== GIVEN DATA
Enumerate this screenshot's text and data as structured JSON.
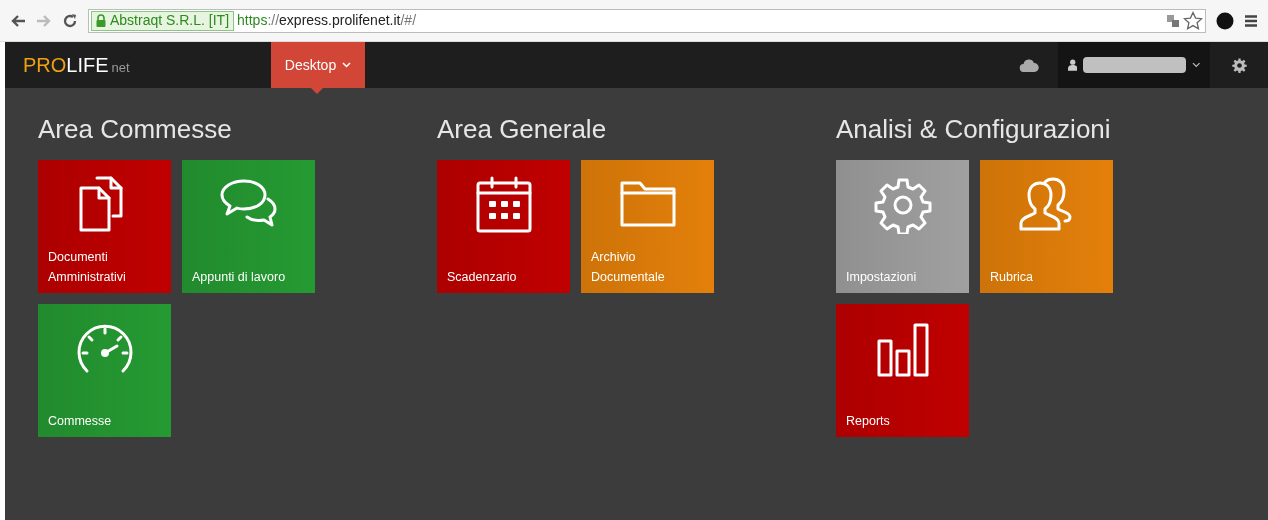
{
  "browser": {
    "identity": "Abstraqt S.R.L. [IT]",
    "url_scheme": "https",
    "url_separator": "://",
    "url_host": "express.prolifenet.it",
    "url_path": "/#/"
  },
  "header": {
    "logo": {
      "first": "PRO",
      "second": "LIFE",
      "suffix": "net"
    },
    "menu": [
      {
        "label": "Desktop",
        "selected": true
      }
    ]
  },
  "sections": [
    {
      "title": "Area Commesse",
      "tiles": [
        {
          "label": "Documenti Amministrativi",
          "color": "#c00000"
        },
        {
          "label": "Appunti di lavoro",
          "color": "#259a32"
        },
        {
          "label": "Commesse",
          "color": "#259a32"
        }
      ]
    },
    {
      "title": "Area Generale",
      "tiles": [
        {
          "label": "Scadenzario",
          "color": "#c00000"
        },
        {
          "label": "Archivio Documentale",
          "color": "#e4800a"
        }
      ]
    },
    {
      "title": "Analisi & Configurazioni",
      "tiles": [
        {
          "label": "Impostazioni",
          "color": "#a0a0a0"
        },
        {
          "label": "Rubrica",
          "color": "#e4800a"
        },
        {
          "label": "Reports",
          "color": "#c00000"
        }
      ]
    }
  ]
}
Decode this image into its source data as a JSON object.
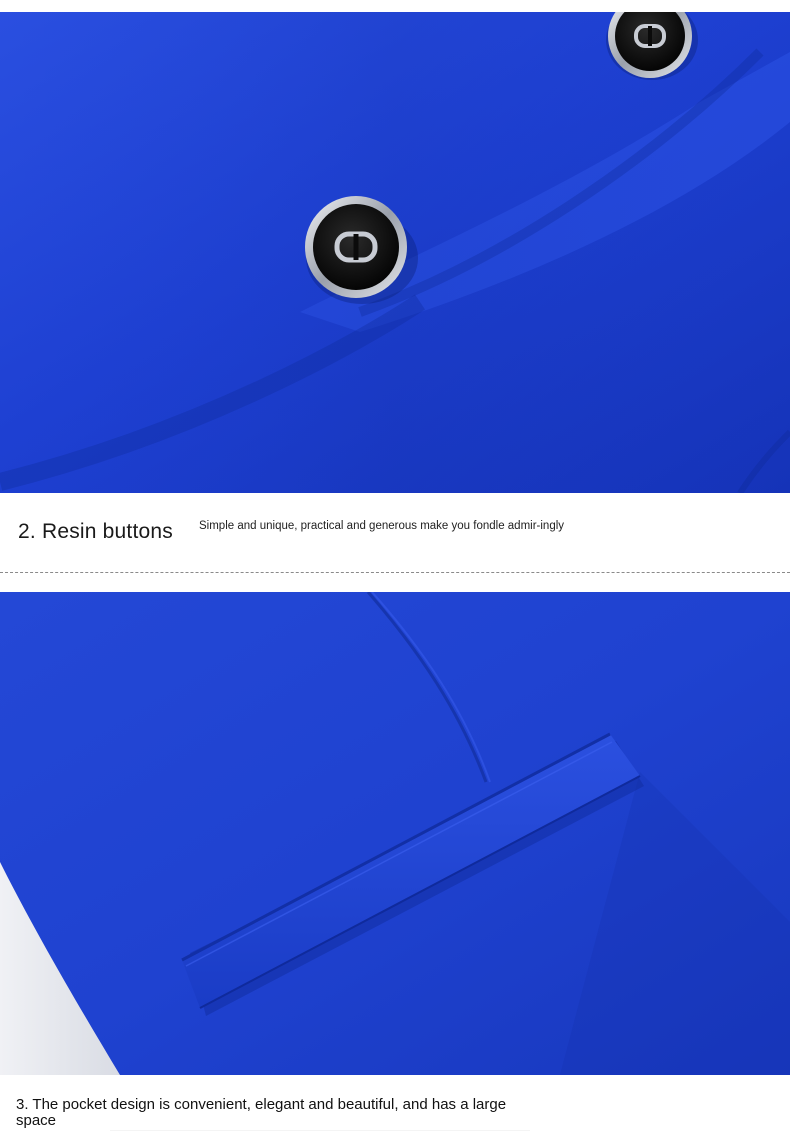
{
  "sections": [
    {
      "id": "resin-buttons",
      "photo": {
        "description_icon": "resin-button-closeup",
        "fabric_color": "#1c3fcf"
      },
      "title": "2. Resin buttons",
      "description": "Simple and unique, practical and generous make you fondle admir-ingly"
    },
    {
      "id": "pocket",
      "photo": {
        "description_icon": "pocket-closeup",
        "fabric_color": "#1f42d0"
      },
      "title": "3. The pocket design is convenient, elegant and beautiful, and has a large space"
    }
  ],
  "colors": {
    "fabric_blue": "#1c3fcf",
    "fabric_shadow": "#0f2a9c",
    "button_black": "#0b0b0b",
    "button_rim": "#c9ccd3",
    "divider": "#8a8a8a"
  }
}
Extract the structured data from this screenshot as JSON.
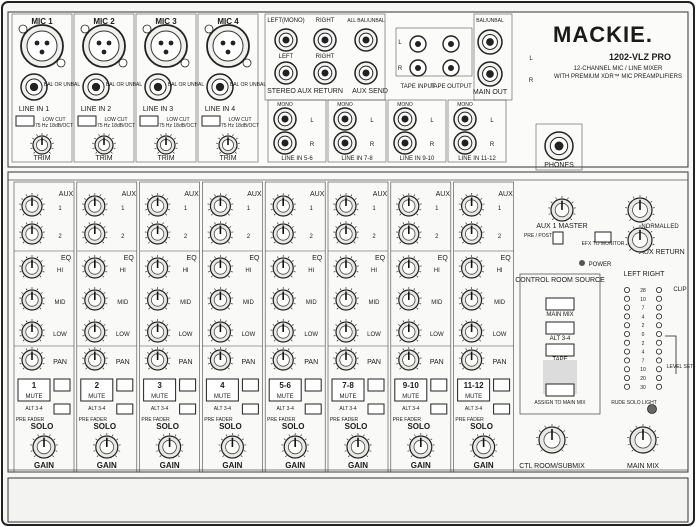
{
  "brand": {
    "logo": "MACKIE.",
    "model": "1202-VLZ PRO",
    "desc1": "12-CHANNEL MIC / LINE MIXER",
    "desc2": "WITH PREMIUM XDR™ MIC PREAMPLIFIERS"
  },
  "mic_inputs": [
    {
      "mic": "MIC 1",
      "line": "LINE IN 1"
    },
    {
      "mic": "MIC 2",
      "line": "LINE IN 2"
    },
    {
      "mic": "MIC 3",
      "line": "LINE IN 3"
    },
    {
      "mic": "MIC 4",
      "line": "LINE IN 4"
    }
  ],
  "io_labels": {
    "trim": "TRIM",
    "low_cut": "LOW CUT",
    "low_cut_sub": "75 Hz 18dB/OCT",
    "bal": "BAL OR UNBAL",
    "left_mono": "LEFT(MONO)",
    "right": "RIGHT",
    "left": "LEFT",
    "all_bal": "ALL BAL/UNBAL",
    "stereo_aux_return": "STEREO AUX RETURN",
    "aux_send": "AUX SEND",
    "tape_input": "TAPE INPUT",
    "tape_output": "TAPE OUTPUT",
    "main_out": "MAIN OUT",
    "balunbal": "BAL/UNBAL",
    "mono": "MONO",
    "l": "L",
    "r": "R",
    "phones": "PHONES"
  },
  "stereo_inputs": [
    "LINE IN 5-6",
    "LINE IN 7-8",
    "LINE IN 9-10",
    "LINE IN 11-12"
  ],
  "strip_labels": {
    "aux": "AUX",
    "aux1": "1",
    "aux2": "2",
    "eq": "EQ",
    "hi": "HI",
    "mid": "MID",
    "low": "LOW",
    "pan": "PAN",
    "mute": "MUTE",
    "alt": "ALT 3-4",
    "pre_fader": "PRE FADER",
    "solo": "SOLO",
    "gain": "GAIN"
  },
  "channels": [
    "1",
    "2",
    "3",
    "4",
    "5-6",
    "7-8",
    "9-10",
    "11-12"
  ],
  "master": {
    "aux1_master": "AUX 1 MASTER",
    "pre_post": "PRE / POST",
    "efx_monitor": "EFX TO MONITOR",
    "normalled": "NORMALLED",
    "aux_return": "AUX RETURN",
    "power": "POWER",
    "crs_title": "CONTROL ROOM SOURCE",
    "main_mix_btn": "MAIN MIX",
    "alt34_btn": "ALT 3-4",
    "tape_btn": "TAPE",
    "assign": "ASSIGN TO MAIN MIX",
    "left_right": "LEFT  RIGHT",
    "clip": "CLIP",
    "level_set": "LEVEL SET",
    "rude_solo": "RUDE SOLO LIGHT",
    "ctl_room": "CTL ROOM/SUBMIX",
    "main_mix": "MAIN MIX",
    "meter_scale": [
      "28",
      "10",
      "7",
      "4",
      "2",
      "0",
      "2",
      "4",
      "7",
      "10",
      "20",
      "30"
    ]
  }
}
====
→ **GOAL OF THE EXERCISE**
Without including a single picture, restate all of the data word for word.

→ **TASK SOLUTION**
Enumerate this screenshot's text and data as structured JSON.
{
  "browser": {
    "identity": "Abstraqt S.R.L. [IT]",
    "url_scheme": "https",
    "url_separator": "://",
    "url_host": "express.prolifenet.it",
    "url_path": "/#/"
  },
  "header": {
    "logo": {
      "first": "PRO",
      "second": "LIFE",
      "suffix": "net"
    },
    "menu": [
      {
        "label": "Desktop",
        "selected": true
      }
    ]
  },
  "sections": [
    {
      "title": "Area Commesse",
      "tiles": [
        {
          "label": "Documenti Amministrativi",
          "color": "#c00000"
        },
        {
          "label": "Appunti di lavoro",
          "color": "#259a32"
        },
        {
          "label": "Commesse",
          "color": "#259a32"
        }
      ]
    },
    {
      "title": "Area Generale",
      "tiles": [
        {
          "label": "Scadenzario",
          "color": "#c00000"
        },
        {
          "label": "Archivio Documentale",
          "color": "#e4800a"
        }
      ]
    },
    {
      "title": "Analisi & Configurazioni",
      "tiles": [
        {
          "label": "Impostazioni",
          "color": "#a0a0a0"
        },
        {
          "label": "Rubrica",
          "color": "#e4800a"
        },
        {
          "label": "Reports",
          "color": "#c00000"
        }
      ]
    }
  ]
}
Decode this image into its source data as a JSON object.
{
  "sections": [
    {
      "id": "resin-buttons",
      "photo": {
        "description_icon": "resin-button-closeup",
        "fabric_color": "#1c3fcf"
      },
      "title": "2. Resin buttons",
      "description": "Simple and unique, practical and generous make you fondle admir-ingly"
    },
    {
      "id": "pocket",
      "photo": {
        "description_icon": "pocket-closeup",
        "fabric_color": "#1f42d0"
      },
      "title": "3. The pocket design is convenient, elegant and beautiful, and has a large space"
    }
  ],
  "colors": {
    "fabric_blue": "#1c3fcf",
    "fabric_shadow": "#0f2a9c",
    "button_black": "#0b0b0b",
    "button_rim": "#c9ccd3",
    "divider": "#8a8a8a"
  }
}
Extract the structured data from this screenshot as JSON.
{
  "brand": {
    "logo": "MACKIE.",
    "model": "1202-VLZ PRO",
    "desc1": "12-CHANNEL MIC / LINE MIXER",
    "desc2": "WITH PREMIUM XDR™ MIC PREAMPLIFIERS"
  },
  "mic_inputs": [
    {
      "mic": "MIC 1",
      "line": "LINE IN 1"
    },
    {
      "mic": "MIC 2",
      "line": "LINE IN 2"
    },
    {
      "mic": "MIC 3",
      "line": "LINE IN 3"
    },
    {
      "mic": "MIC 4",
      "line": "LINE IN 4"
    }
  ],
  "io_labels": {
    "trim": "TRIM",
    "low_cut": "LOW CUT",
    "low_cut_sub": "75 Hz 18dB/OCT",
    "bal": "BAL OR UNBAL",
    "left_mono": "LEFT(MONO)",
    "right": "RIGHT",
    "left": "LEFT",
    "all_bal": "ALL BAL/UNBAL",
    "stereo_aux_return": "STEREO AUX RETURN",
    "aux_send": "AUX SEND",
    "tape_input": "TAPE INPUT",
    "tape_output": "TAPE OUTPUT",
    "main_out": "MAIN OUT",
    "balunbal": "BAL/UNBAL",
    "mono": "MONO",
    "l": "L",
    "r": "R",
    "phones": "PHONES"
  },
  "stereo_inputs": [
    "LINE IN 5-6",
    "LINE IN 7-8",
    "LINE IN 9-10",
    "LINE IN 11-12"
  ],
  "strip_labels": {
    "aux": "AUX",
    "aux1": "1",
    "aux2": "2",
    "eq": "EQ",
    "hi": "HI",
    "mid": "MID",
    "low": "LOW",
    "pan": "PAN",
    "mute": "MUTE",
    "alt": "ALT 3-4",
    "pre_fader": "PRE FADER",
    "solo": "SOLO",
    "gain": "GAIN"
  },
  "channels": [
    "1",
    "2",
    "3",
    "4",
    "5-6",
    "7-8",
    "9-10",
    "11-12"
  ],
  "master": {
    "aux1_master": "AUX 1 MASTER",
    "pre_post": "PRE / POST",
    "efx_monitor": "EFX TO MONITOR",
    "normalled": "NORMALLED",
    "aux_return": "AUX RETURN",
    "power": "POWER",
    "crs_title": "CONTROL ROOM SOURCE",
    "main_mix_btn": "MAIN MIX",
    "alt34_btn": "ALT 3-4",
    "tape_btn": "TAPE",
    "assign": "ASSIGN TO MAIN MIX",
    "left_right": "LEFT  RIGHT",
    "clip": "CLIP",
    "level_set": "LEVEL SET",
    "rude_solo": "RUDE SOLO LIGHT",
    "ctl_room": "CTL ROOM/SUBMIX",
    "main_mix": "MAIN MIX",
    "meter_scale": [
      "28",
      "10",
      "7",
      "4",
      "2",
      "0",
      "2",
      "4",
      "7",
      "10",
      "20",
      "30"
    ]
  }
}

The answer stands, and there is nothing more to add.